Recently, in a randomized, double-blind, placebo-controlled trial, daily supplementation of curcuminoids and the natural bioavailability enhancer from black pepper piperine for eight weeks in metabolic syndrome patients resulted in significant reduction in serum concentrations of pro-inflammatory markers such as tumor-necrosis factor alpha (TNF-α), interlukin (IL)-6, transforming growth factor beta (TGF-β) and monocyte chemoattractant protein-1 (MCP-1) (P<0.001).5 Materials used in the study were Sabinsa’s Curcumin C3 Complex® and BioPerine®.

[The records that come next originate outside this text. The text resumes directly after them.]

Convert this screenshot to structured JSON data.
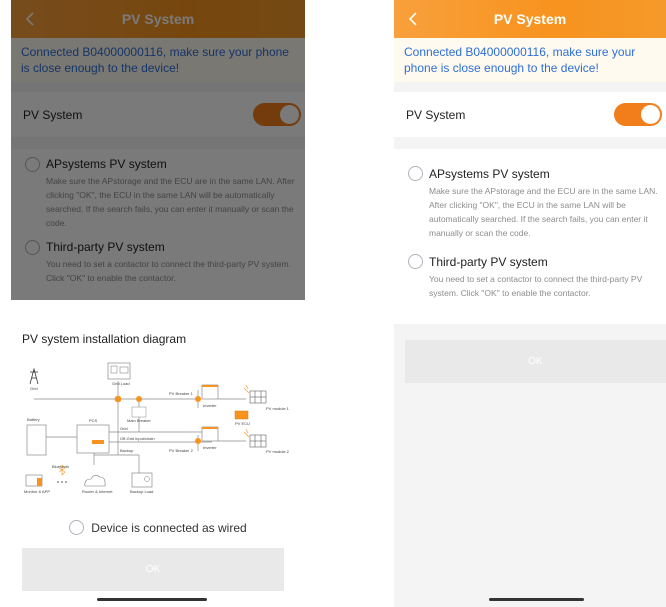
{
  "app": {
    "title": "PV System"
  },
  "banner": {
    "text": "Connected B04000000116, make sure your phone is close enough to the device!"
  },
  "pv_toggle": {
    "label": "PV System",
    "state": "on"
  },
  "options": [
    {
      "title": "APsystems PV system",
      "description": "Make sure the APstorage and the ECU are in the same LAN. After clicking \"OK\", the ECU in the same LAN will be automatically searched. If the search fails, you can enter it manually or scan the code."
    },
    {
      "title": "Third-party PV system",
      "description": "You need to set a contactor to connect the third-party PV system. Click \"OK\" to enable the contactor."
    }
  ],
  "ok_label": "OK",
  "sheet": {
    "title": "PV system installation diagram",
    "wired_label": "Device is connected as wired"
  },
  "diagram": {
    "labels": {
      "grid_load": "Grid Load",
      "grid": "Grid",
      "battery": "Battery",
      "pcs": "PCS",
      "main_breaker": "Main Breaker",
      "pv_breaker_1": "PV Breaker 1",
      "pv_breaker_2": "PV Breaker 2",
      "inverter": "Inverter",
      "pv_module_1": "PV module 1",
      "pv_module_2": "PV module 2",
      "pv_ecu": "PV ECU",
      "grid_line": "Grid",
      "off_grid": "Off-Grid input/chain",
      "backup": "Backup",
      "bluetooth": "Bluetooth",
      "monitor_app": "Monitor & APP",
      "router": "Router & Internet",
      "backup_load": "Backup Load"
    }
  },
  "colors": {
    "accent": "#f7931e",
    "link": "#2d6fd8"
  }
}
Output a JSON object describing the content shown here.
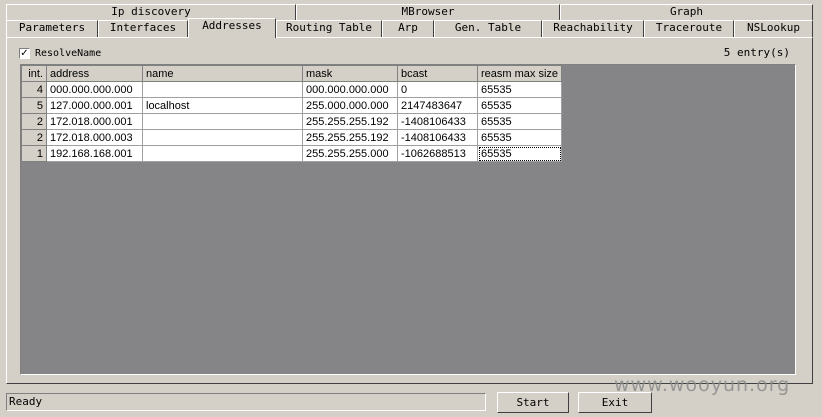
{
  "tabs_row1": [
    {
      "label": "Ip discovery"
    },
    {
      "label": "MBrowser"
    },
    {
      "label": "Graph"
    }
  ],
  "tabs_row2": [
    {
      "label": "Parameters"
    },
    {
      "label": "Interfaces"
    },
    {
      "label": "Addresses",
      "active": true
    },
    {
      "label": "Routing Table"
    },
    {
      "label": "Arp"
    },
    {
      "label": "Gen. Table"
    },
    {
      "label": "Reachability"
    },
    {
      "label": "Traceroute"
    },
    {
      "label": "NSLookup"
    }
  ],
  "resolve_name": {
    "label": "ResolveName",
    "checked": true,
    "check_glyph": "✓"
  },
  "entry_count": "5 entry(s)",
  "table": {
    "columns": [
      "int.",
      "address",
      "name",
      "mask",
      "bcast",
      "reasm max size"
    ],
    "rows": [
      [
        "4",
        "000.000.000.000",
        "",
        "000.000.000.000",
        "0",
        "65535"
      ],
      [
        "5",
        "127.000.000.001",
        "localhost",
        "255.000.000.000",
        "2147483647",
        "65535"
      ],
      [
        "2",
        "172.018.000.001",
        "",
        "255.255.255.192",
        "-1408106433",
        "65535"
      ],
      [
        "2",
        "172.018.000.003",
        "",
        "255.255.255.192",
        "-1408106433",
        "65535"
      ],
      [
        "1",
        "192.168.168.001",
        "",
        "255.255.255.000",
        "-1062688513",
        "65535"
      ]
    ]
  },
  "status_text": "Ready",
  "buttons": {
    "start": "Start",
    "exit": "Exit"
  },
  "watermark": "www.wooyun.org"
}
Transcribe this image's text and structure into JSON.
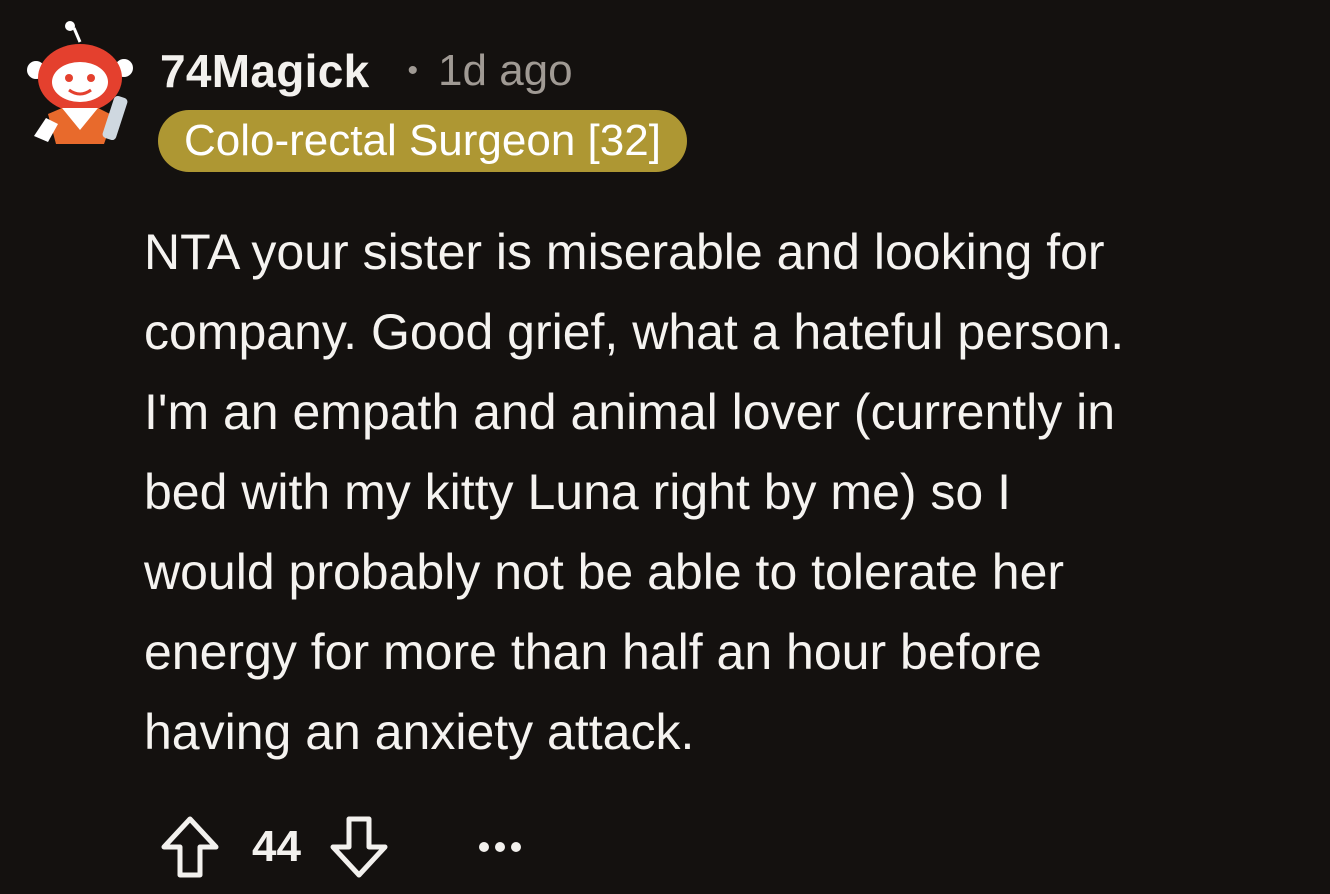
{
  "comment": {
    "author": "74Magick",
    "separator": "•",
    "time_ago": "1d ago",
    "flair": "Colo-rectal Surgeon [32]",
    "body": "NTA your sister is miserable and looking for\ncompany. Good grief, what a hateful person.\nI'm an empath and animal lover (currently in\nbed with my kitty Luna right by me) so I\nwould probably not be able to tolerate her\nenergy for more than half an hour before\nhaving an anxiety attack.",
    "score": "44"
  },
  "icons": {
    "avatar": "reddit-snoo-avatar-icon",
    "upvote": "arrow-up-icon",
    "downvote": "arrow-down-icon",
    "more": "more-horizontal-icon"
  },
  "colors": {
    "background": "#14110f",
    "flair_background": "#ae9733",
    "meta_text": "#a09a94",
    "text": "#f5f3f0"
  }
}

Boswellia serrata: The boswellia species are trees native to Arabian Peninsula and India that produce a gum resin called olibanum or frankincense. This resin is known to possess anti-inflammatory, anti-arthritic and analgesic properties. The anti-inflammatory properties of this gum resin are attributed to the presence of four major boswellic acids, of which acetyl-11-keto-β-boswellic acid (AKBBA) is the most potent. Boswellic acids have the unique property to block two pro-inflammatory enzymes: 5-lipoxygenase (5-LOX) and human leukocyte elastase (HLE), and thus help in managing various inflammatory conditions that are perpetuated by leukotrienes.
In a clinical trial, patients with osteoarthritis (OA) of the knee were given tablets containing a polyherbal combination of curcuminoids, boswellia serrata extract, Ginger extract and piperine (the formula was Sabinsa’s NiLitis®) twice a day for 56 days. Study results showed supplementation resulted in a significant improvement in the clinical and biochemical endpoints along with excellent tolerability, thus indicating the formulation can be used for the long-term management of OA.6

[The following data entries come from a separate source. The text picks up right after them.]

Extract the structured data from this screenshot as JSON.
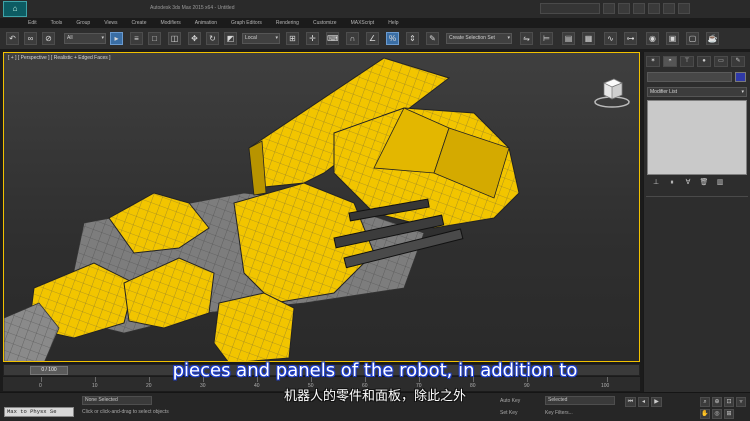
{
  "title_bar": {
    "title": "Autodesk 3ds Max 2015 x64 - Untitled",
    "accent_color": "#0d5c63"
  },
  "menu": {
    "items": [
      "Edit",
      "Tools",
      "Group",
      "Views",
      "Create",
      "Modifiers",
      "Animation",
      "Graph Editors",
      "Rendering",
      "Customize",
      "MAXScript",
      "Help"
    ]
  },
  "toolbar": {
    "selection_filter": "All",
    "reference_coord": "Local",
    "named_selection": "Create Selection Set"
  },
  "viewport": {
    "label": "[ + ] [ Perspective ] [ Realistic + Edged Faces ]",
    "active_border_color": "#f2c200",
    "model_color": "#f2c500"
  },
  "command_panel": {
    "modifier_list": "Modifier List",
    "object_color": "#2f39a8"
  },
  "timeline": {
    "slider": "0 / 100",
    "ticks": [
      "0",
      "10",
      "20",
      "30",
      "40",
      "50",
      "60",
      "70",
      "80",
      "90",
      "100"
    ]
  },
  "status": {
    "maxscript": "Max to Physx Se",
    "selection": "None Selected",
    "prompt": "Click or click-and-drag to select objects",
    "auto_key": "Auto Key",
    "selected": "Selected",
    "set_key": "Set Key",
    "key_filters": "Key Filters..."
  },
  "subtitles": {
    "english": "pieces and panels of the robot, in addition to",
    "chinese": "机器人的零件和面板，除此之外",
    "outline_color": "#1e3fd0"
  }
}
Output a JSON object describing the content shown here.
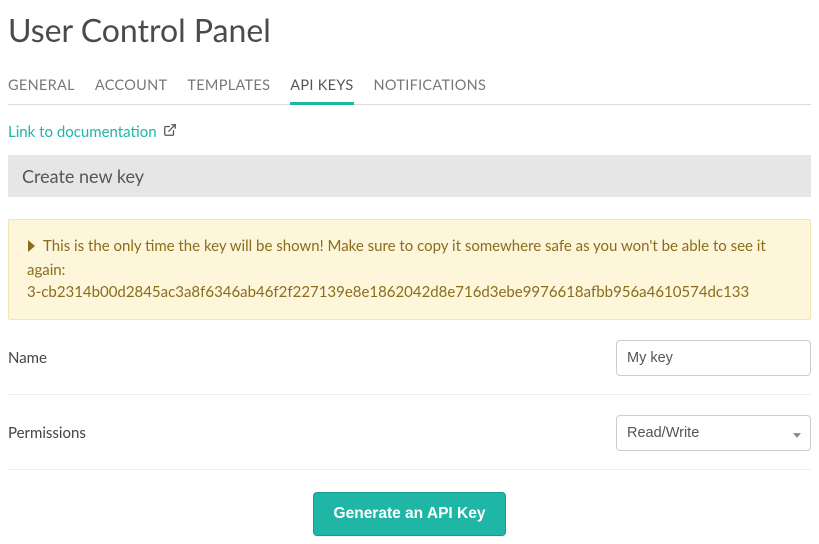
{
  "title": "User Control Panel",
  "tabs": {
    "general": "GENERAL",
    "account": "ACCOUNT",
    "templates": "TEMPLATES",
    "api_keys": "API KEYS",
    "notifications": "NOTIFICATIONS"
  },
  "doc_link_label": "Link to documentation",
  "section_header": "Create new key",
  "alert": {
    "line1": "This is the only time the key will be shown! Make sure to copy it somewhere safe as you won't be able to see it again:",
    "key": "3-cb2314b00d2845ac3a8f6346ab46f2f227139e8e1862042d8e716d3ebe9976618afbb956a4610574dc133"
  },
  "form": {
    "name_label": "Name",
    "name_value": "My key",
    "permissions_label": "Permissions",
    "permissions_value": "Read/Write"
  },
  "submit_label": "Generate an API Key"
}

Ginger: Ginger (Zingiber officinale) is a rhizome that belongs to the family Zingiberaceae. This herb, originating in South-East Asia, is used in traditional herbal medicine for managing several inflammatory conditions. In a randomized, double-blind, placebo-controlled study, ginger extract reduced symptoms and pain-related OA compared to placebo treatment.7
These three traditional herbs confirmed by modern research to impart significant health benefits in addressing conditions common in today’s world remind us that the wisdom of the ancients offers opportunities to validate that traditional knowledge and use it to enhance human health.

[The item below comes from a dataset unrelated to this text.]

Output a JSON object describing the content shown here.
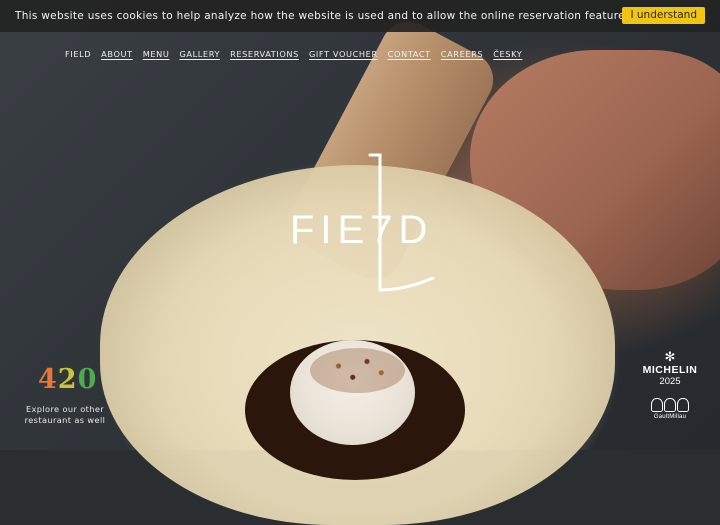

Shaheen Majeed, president of Sabinsa Worldwide, has been involved in nearly everything the Sami Labs/Sabinsa Group of Companies does. He oversees Sabinsa’s contract farming program to ensure best agricultural practices and fair pay for farmers, is involved in the cGMP (current good manufacturing practice) and regulatory compliance at their factories and offices throughout the world, and oversees GRAS (generally recognized as safe) status applications.
- Anft M. “Understanding inflammation.” Available at: http://www.johnshopkinshealthreview.com/issues/spring-summer-2016/articles/understanding-inflammation. Accessed on: Oct 6, 2017.
- Arulselvan P et al. “Role of Antioxidants and Natural Products in Inflammation.” Oxid Med Cell Longev. 2016;2016:5276130.
- Maroon JC1 Bost JW, Maroon A. “Natural anti-inflammatory agents for pain relief.” Surg Neurol Int. 2010 Dec 13;1:80. DOI: 10.4103/2152-7806.73804.
- Majeed M, Majeed A (Eds). “Curcumin C3 Complex®—The most clinically studied curcumin brand in the world. Curry powder to clinical significance.” New Jersey: NutriScience Publishers, LLC; 2015.
- Panahi Y et al. “Effects of curcumin on serum cytokine concentrations in subjects with metabolic syndrome: A post-hoc analysis of a randomized controlled trial.” Biomed Pharmacother. 2016 Aug;82:578-82. DOI: 10.1016/j.biopha.2016.05.037.
- Natarajan S, Majeed M. “To assess the efficacy and safety of NILIN™ SR tablets in the management of osteoarthritis of knee.” Int J Pharm Life Sci. 2012;3(2):1413–23.
- Haghighi et al. “Comparing the Effects of Ginger (Zingiber Officinale) Extract and Ibuprofen on Patients with Osteoarthritit.” Arch Iranian Med. 2005;8(4):267–71.